Excerpts from an interface dataset
========================================

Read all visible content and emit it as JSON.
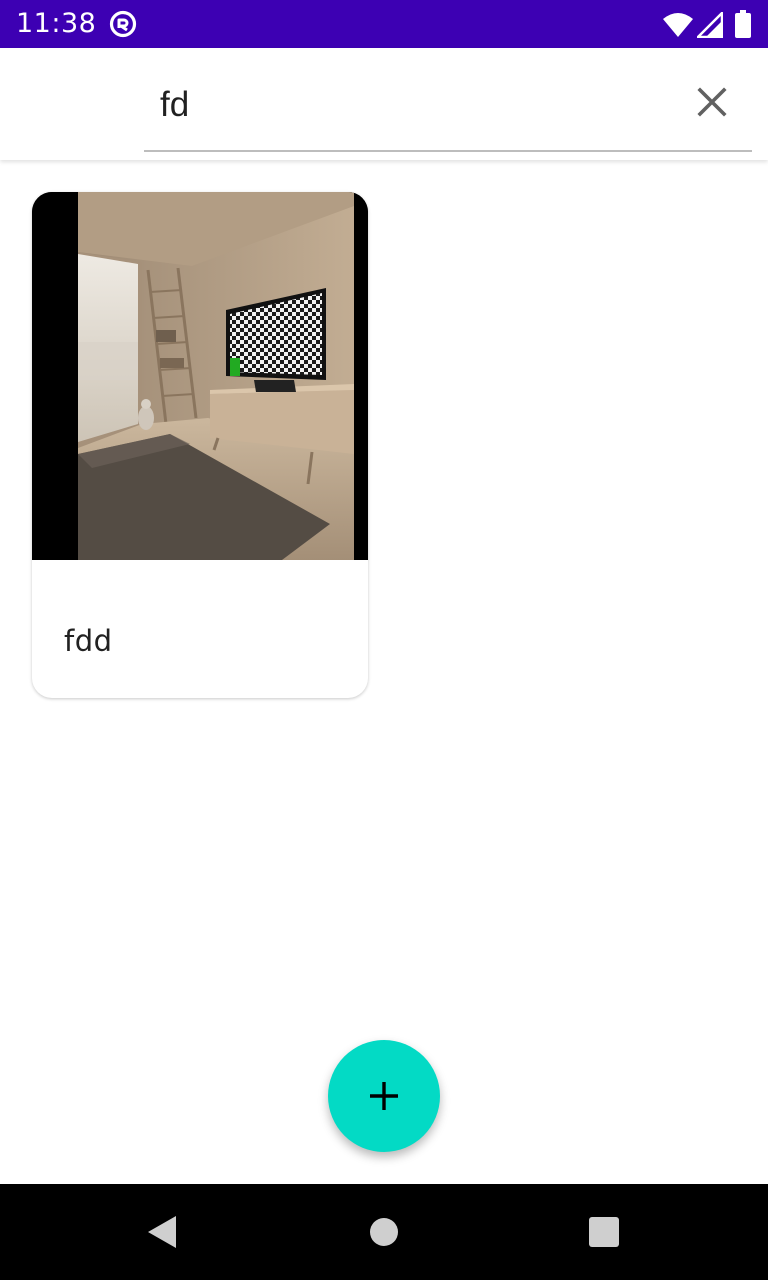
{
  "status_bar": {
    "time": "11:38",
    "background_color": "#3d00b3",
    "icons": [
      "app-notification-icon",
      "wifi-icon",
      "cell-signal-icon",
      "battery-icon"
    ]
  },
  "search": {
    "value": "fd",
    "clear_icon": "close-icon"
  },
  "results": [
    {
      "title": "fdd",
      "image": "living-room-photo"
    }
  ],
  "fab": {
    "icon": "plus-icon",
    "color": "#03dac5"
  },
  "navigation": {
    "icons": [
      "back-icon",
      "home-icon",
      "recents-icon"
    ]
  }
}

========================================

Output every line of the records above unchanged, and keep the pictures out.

Read all visible content and emit it as JSON.
{
  "status_bar": {
    "time": "11:38",
    "background_color": "#3d00b3",
    "icons": [
      "app-notification-icon",
      "wifi-icon",
      "cell-signal-icon",
      "battery-icon"
    ]
  },
  "search": {
    "value": "fd",
    "clear_icon": "close-icon"
  },
  "results": [
    {
      "title": "fdd",
      "image": "living-room-photo"
    }
  ],
  "fab": {
    "icon": "plus-icon",
    "color": "#03dac5"
  },
  "navigation": {
    "icons": [
      "back-icon",
      "home-icon",
      "recents-icon"
    ]
  }
}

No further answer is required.